How to get the most out of your appointment
Talking about how you’re feeling is something many people struggle with, but if you want to start feeling better, talking is often a great help. Telling someone you already know could be the first step, and might be enough for you, but if you feel you need more support, talking to a doctor (also known as a GP or general practitioner) might be the next thing to do.
But how can you be assertive with your GP, and get across exactly what you want to? Sometimes it’s hard because you feel ill and it’s difficult to say what you mean. Here are some ideas that might help.
Before your appointment:
- If you’d prefer to see a male or female GP, or one you’ve seen before that you liked, tell the receptionist when you make the appointment, and remember you don’t have to tell them why you want to see a GP if you don’t want to.
- Read about your rights and about confidentiality. For example, did you know you can book a double appointment for 20 minutes if you want?
- Really think about how you’re feeling or what’s on your mind. You might even want to practise saying it out loud (sounds strange but it might help!) or write it down to take with you.
- Try to write down some questions about what you want to know, and take these with you to your appointment. Perhaps even do some reading, as this might raise more areas you would like to discuss and help you with the language you use in your questions.
- Think about taking a friend with you.
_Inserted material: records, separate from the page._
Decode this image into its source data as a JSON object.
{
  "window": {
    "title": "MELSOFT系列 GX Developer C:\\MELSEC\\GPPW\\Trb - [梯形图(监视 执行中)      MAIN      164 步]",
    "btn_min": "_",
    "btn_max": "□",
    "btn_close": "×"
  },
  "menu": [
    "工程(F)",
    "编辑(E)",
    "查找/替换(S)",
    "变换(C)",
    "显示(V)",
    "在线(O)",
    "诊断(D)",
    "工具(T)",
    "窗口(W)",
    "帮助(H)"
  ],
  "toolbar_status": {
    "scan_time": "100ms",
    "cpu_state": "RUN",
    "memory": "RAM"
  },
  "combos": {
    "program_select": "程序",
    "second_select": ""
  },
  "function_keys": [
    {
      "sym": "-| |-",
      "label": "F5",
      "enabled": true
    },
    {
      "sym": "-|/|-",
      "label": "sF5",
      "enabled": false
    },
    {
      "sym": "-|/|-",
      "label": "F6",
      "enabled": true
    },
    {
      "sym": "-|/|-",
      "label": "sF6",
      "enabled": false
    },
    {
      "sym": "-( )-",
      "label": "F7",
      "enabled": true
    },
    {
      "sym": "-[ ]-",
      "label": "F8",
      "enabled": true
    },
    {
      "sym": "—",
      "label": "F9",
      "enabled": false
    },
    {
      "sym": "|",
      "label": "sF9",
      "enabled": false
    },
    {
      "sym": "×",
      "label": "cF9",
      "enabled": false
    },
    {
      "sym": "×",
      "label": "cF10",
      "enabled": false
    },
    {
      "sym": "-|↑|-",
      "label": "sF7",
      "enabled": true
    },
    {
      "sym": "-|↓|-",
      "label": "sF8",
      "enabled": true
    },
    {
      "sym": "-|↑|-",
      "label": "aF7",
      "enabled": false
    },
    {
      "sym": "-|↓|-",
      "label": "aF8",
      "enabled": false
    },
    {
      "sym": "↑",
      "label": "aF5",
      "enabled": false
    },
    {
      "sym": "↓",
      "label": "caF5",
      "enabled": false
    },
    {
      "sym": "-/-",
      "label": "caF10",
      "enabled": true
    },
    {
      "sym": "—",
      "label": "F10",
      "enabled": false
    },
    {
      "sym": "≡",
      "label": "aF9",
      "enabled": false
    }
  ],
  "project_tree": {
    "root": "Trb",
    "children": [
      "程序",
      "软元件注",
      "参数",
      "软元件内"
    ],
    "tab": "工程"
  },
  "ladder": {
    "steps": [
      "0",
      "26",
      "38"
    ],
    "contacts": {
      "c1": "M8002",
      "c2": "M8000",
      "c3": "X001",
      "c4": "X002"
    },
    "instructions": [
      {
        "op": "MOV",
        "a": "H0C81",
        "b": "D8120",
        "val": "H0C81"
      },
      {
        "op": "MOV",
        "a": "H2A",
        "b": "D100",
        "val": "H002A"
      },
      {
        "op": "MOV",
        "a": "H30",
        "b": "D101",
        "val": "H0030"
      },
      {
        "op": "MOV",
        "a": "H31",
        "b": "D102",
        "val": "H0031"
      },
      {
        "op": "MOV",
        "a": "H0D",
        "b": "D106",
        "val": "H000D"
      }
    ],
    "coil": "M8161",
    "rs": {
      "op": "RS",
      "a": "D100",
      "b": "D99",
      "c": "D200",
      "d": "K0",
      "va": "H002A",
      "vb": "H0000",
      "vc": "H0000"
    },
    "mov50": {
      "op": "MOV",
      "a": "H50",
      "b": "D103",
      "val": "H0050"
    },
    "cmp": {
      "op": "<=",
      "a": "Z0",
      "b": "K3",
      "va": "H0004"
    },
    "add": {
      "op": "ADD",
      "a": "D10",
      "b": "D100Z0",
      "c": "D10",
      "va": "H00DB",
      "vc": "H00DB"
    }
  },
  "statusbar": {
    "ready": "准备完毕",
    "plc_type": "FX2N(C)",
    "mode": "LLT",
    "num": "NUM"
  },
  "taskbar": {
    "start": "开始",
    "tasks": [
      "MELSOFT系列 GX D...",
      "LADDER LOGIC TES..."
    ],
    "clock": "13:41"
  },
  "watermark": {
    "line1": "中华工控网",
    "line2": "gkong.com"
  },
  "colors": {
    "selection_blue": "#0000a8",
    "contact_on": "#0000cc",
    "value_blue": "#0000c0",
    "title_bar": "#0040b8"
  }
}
This might give you the confidence to speak up, or you could even ask your friend to tell your GP about what you want or what’s on your mind.
During your appointment:
- Tell your GP right at the beginning what you want to discuss and what you want out of the appointment.
- Speak to your GP honestly; it’ll be easier for them to help you. (And you don’t need to worry about them telling anyone else – everything you tell him/her is totally confidential.)
- Be as open as you can. Tell your GP about how your condition is affecting you, as well as any recent changes in your life, regarding home, college, work, relationships, sleep or eating patterns – it may help your GP to understand more about what you’re going through.
- Write down key points of what the GP says to you – or ask them for some written information you can take away.
- Ask the questions you prepared before you came, but don’t be afraid to ask more. Here are some ideas of other specific questions you might want to ask:
- I don’t understand what you just said – please can you explain it again?
- What does that word mean?
- I understand you’d like me to start taking pills – but what are my other options?
- What are the possible side effects of this treatment?
- What can happen if I don’t take this medication, or choose this treatment?
- Are there any lifestyle changes I can make that might help?
- Are there any other signs and symptoms to be aware of?
- What other help or support services are available to me?
- Is there a group I can join or where would I find other young people going through what I’m going through?
- Do you have any leaflets or information about my condition or my treatment?
- Can I have a copy of any letters concerning me?
- If you think of something new you want to ask, listen to your GP’s answer to the first question before you ask the new one.
- If you feel confused by what the GP has said, you could try repeating back to them what you think they mean, then ask if you have understood or not.
- If you disagree with something the GP says, that’s absolutely fine, but try to give reasons why you disagree and give suggestions as to what you think might work instead and why. Your appointment should be a two-way discussion.
Lastly, before you visit your doctor, make sure you also read about: